Rogers Fund, 1932
Not on view
Broken pieces of ceramics, or sherds, are used by researchers to understand the dates and extent of archaeological sites. During the Ctesiphon Expedition many sherds were collected from the various areas and sub-sites for inclusion into a study collection of sherds. Sherds are usually selected for diagnostic characteristics such as distinctive shapes or decorations. These sherds are likely not from original deposits but instead are usually found lying directly on the modern surface. This example was collected from the area of West Mound near the Taq-I Kisra.
The city of Ctesiphon was located on the east bank of the Tigris River, 20 miles (32 km) south of modern Baghdad in Iraq. It flourished for more than 800 years as the capital of the Parthians and the Sasanians, the last two dynasties to rule the ancient Near East before the Islamic conquest in the seventh century. Systematic excavations in the Ctesiphon area were undertaken by an expedition in 1928–29 sponsored by the German Oriental Society (Deutsche Orient-Gesellschaft). The Metropolitan Museum of Art and the Staatliche Museen, Berlin, undertook a joint expedition for one season in 1931–32. Several excavations were conducted, including at the main palace (Taq-i Kisra), in a small fortified area south of the palace at Tell Dheheb, at multiple houses at the mounds of Ma’aridh, and at additional houses at a small mound called Umm ez-Za’tir.

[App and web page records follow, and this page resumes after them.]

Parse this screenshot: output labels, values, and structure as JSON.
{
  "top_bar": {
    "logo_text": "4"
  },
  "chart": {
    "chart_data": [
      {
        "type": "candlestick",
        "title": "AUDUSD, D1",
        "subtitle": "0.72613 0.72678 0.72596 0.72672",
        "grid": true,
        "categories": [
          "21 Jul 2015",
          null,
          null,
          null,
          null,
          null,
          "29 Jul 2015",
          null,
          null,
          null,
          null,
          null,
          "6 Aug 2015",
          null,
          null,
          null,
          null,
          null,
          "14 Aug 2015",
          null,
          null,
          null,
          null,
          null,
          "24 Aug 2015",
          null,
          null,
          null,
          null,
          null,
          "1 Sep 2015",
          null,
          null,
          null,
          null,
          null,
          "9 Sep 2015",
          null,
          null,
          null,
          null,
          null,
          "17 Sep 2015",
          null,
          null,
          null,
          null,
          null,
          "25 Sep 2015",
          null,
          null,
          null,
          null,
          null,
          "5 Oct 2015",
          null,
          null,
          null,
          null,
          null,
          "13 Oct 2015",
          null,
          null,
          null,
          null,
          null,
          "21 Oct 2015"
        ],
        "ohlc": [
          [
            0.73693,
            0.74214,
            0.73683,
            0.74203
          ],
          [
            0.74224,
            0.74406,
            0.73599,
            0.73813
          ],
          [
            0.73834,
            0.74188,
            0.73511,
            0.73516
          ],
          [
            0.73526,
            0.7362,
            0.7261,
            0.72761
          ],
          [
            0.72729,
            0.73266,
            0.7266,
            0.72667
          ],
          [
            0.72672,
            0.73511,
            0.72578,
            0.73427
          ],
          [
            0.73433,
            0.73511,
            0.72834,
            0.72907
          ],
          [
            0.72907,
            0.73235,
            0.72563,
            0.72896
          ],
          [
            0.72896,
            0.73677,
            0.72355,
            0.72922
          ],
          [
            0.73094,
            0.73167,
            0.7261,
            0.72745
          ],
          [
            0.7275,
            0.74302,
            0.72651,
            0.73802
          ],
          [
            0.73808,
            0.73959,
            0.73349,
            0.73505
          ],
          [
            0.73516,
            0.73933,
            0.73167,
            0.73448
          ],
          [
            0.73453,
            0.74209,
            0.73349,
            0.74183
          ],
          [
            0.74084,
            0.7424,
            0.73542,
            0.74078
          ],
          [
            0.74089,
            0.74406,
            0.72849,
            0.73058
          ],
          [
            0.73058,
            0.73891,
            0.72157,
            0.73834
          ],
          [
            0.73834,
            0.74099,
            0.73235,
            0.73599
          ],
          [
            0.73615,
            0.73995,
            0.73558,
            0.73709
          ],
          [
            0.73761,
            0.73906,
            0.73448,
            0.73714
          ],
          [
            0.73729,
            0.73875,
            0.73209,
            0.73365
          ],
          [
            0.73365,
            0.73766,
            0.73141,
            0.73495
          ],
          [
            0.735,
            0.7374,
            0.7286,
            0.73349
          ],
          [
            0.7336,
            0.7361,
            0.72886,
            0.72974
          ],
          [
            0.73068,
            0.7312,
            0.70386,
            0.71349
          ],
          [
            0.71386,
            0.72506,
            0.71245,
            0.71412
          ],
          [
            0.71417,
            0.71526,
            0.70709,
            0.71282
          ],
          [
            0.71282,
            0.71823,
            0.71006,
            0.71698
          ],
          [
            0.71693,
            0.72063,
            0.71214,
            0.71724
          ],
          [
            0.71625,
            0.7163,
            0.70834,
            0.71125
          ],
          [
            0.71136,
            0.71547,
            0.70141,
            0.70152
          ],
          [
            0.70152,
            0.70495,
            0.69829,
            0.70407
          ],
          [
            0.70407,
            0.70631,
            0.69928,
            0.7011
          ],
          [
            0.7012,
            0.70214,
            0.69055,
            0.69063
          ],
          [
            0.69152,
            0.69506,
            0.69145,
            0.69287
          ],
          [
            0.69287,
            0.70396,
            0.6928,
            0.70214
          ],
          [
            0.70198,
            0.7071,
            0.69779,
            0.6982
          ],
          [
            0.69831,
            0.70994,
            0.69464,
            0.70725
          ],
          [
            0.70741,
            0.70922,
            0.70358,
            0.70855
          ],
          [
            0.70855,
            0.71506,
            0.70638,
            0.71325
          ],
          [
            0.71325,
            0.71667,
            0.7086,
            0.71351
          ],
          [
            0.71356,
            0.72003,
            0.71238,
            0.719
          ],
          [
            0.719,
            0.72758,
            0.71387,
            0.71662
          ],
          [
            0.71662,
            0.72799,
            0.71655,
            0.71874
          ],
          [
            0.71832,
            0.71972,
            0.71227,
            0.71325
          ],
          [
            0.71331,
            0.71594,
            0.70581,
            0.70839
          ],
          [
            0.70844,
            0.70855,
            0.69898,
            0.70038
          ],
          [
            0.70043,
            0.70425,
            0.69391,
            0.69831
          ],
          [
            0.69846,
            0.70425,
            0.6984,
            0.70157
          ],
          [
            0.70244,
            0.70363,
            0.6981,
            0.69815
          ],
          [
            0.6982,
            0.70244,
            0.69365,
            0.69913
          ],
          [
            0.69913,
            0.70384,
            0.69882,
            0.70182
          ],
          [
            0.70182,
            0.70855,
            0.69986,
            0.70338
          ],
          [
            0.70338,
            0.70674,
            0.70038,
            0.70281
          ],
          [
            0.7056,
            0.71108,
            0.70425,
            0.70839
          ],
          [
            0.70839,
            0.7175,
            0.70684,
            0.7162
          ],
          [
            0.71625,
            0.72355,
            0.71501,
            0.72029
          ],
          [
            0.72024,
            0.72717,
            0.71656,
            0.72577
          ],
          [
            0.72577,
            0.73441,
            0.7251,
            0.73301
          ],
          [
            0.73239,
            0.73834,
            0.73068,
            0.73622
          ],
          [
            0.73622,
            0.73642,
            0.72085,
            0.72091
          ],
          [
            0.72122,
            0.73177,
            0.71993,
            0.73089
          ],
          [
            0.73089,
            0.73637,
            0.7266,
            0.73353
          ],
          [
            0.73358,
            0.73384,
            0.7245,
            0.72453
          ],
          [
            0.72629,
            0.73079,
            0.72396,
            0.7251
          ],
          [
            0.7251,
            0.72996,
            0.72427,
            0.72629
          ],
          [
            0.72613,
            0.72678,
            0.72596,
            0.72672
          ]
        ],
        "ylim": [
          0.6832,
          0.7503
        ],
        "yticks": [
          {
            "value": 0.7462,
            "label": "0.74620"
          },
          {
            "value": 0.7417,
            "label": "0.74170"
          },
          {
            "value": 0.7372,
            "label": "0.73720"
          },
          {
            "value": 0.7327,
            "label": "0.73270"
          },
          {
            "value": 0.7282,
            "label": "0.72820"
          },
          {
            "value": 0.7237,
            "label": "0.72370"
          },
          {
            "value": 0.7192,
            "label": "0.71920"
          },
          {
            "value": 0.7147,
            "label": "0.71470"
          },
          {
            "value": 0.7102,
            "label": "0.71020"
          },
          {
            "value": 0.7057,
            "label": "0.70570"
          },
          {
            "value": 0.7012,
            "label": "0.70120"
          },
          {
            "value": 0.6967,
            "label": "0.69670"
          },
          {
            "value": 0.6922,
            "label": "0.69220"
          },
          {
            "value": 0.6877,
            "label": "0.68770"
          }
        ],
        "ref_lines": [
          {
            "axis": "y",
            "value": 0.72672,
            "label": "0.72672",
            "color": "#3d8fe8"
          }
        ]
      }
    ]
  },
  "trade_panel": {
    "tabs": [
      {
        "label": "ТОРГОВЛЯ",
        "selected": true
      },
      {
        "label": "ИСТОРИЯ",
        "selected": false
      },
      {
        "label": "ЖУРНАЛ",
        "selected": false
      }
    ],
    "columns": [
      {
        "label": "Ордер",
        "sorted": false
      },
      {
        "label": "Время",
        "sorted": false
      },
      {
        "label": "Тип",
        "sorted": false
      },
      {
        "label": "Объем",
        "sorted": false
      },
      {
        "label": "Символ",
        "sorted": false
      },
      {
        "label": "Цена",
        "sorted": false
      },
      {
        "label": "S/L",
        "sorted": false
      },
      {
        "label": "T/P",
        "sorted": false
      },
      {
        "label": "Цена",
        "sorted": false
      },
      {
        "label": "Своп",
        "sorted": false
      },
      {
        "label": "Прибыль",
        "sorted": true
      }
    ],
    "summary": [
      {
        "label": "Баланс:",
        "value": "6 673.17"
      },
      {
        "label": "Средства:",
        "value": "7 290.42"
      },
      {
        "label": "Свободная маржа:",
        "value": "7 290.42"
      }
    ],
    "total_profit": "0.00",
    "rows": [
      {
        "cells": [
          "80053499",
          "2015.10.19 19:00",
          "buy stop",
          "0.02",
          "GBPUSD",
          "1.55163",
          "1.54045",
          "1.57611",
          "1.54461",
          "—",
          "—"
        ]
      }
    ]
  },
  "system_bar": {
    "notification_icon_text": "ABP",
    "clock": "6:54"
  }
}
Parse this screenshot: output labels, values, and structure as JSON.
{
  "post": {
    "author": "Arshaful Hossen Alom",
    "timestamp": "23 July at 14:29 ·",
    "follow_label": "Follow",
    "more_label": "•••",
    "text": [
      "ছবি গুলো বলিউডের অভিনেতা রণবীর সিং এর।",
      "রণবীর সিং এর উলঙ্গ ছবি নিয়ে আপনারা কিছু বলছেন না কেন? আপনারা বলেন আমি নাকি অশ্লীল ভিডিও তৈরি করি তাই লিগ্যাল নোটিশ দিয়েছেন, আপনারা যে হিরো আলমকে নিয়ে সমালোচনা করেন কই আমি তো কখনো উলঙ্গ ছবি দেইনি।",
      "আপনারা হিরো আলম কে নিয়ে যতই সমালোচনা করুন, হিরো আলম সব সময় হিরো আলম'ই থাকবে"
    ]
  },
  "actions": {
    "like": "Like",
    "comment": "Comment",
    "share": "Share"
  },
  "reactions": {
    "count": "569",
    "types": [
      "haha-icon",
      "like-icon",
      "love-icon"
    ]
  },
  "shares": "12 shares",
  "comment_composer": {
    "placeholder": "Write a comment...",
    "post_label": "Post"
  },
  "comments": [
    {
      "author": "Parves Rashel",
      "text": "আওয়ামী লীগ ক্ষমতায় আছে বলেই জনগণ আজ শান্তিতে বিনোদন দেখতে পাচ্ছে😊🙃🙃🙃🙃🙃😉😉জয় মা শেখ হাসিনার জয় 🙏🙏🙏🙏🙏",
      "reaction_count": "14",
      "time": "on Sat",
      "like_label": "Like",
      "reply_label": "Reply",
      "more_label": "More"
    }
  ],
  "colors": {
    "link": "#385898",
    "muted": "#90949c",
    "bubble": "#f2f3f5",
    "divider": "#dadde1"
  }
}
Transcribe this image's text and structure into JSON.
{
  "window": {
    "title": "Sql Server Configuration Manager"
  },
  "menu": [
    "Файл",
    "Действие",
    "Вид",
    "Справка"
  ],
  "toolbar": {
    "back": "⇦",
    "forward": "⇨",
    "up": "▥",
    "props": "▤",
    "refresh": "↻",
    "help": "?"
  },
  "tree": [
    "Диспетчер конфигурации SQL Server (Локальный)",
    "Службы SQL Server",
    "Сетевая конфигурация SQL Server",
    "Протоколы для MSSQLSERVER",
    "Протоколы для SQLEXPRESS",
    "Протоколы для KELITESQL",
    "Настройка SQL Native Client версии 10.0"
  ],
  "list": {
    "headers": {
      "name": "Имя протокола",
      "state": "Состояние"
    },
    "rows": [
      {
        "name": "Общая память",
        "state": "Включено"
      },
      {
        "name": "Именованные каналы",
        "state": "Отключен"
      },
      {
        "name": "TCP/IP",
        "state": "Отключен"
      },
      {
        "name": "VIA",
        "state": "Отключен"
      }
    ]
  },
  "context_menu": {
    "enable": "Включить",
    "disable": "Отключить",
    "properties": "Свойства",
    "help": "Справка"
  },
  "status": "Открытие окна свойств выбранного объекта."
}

1931–32, excavated by the Joint Expedition of the Staatliche Museen of Berlin and the Metropolitan Museum of Art; acquired by the Museum in 1932, ceded in the division of finds.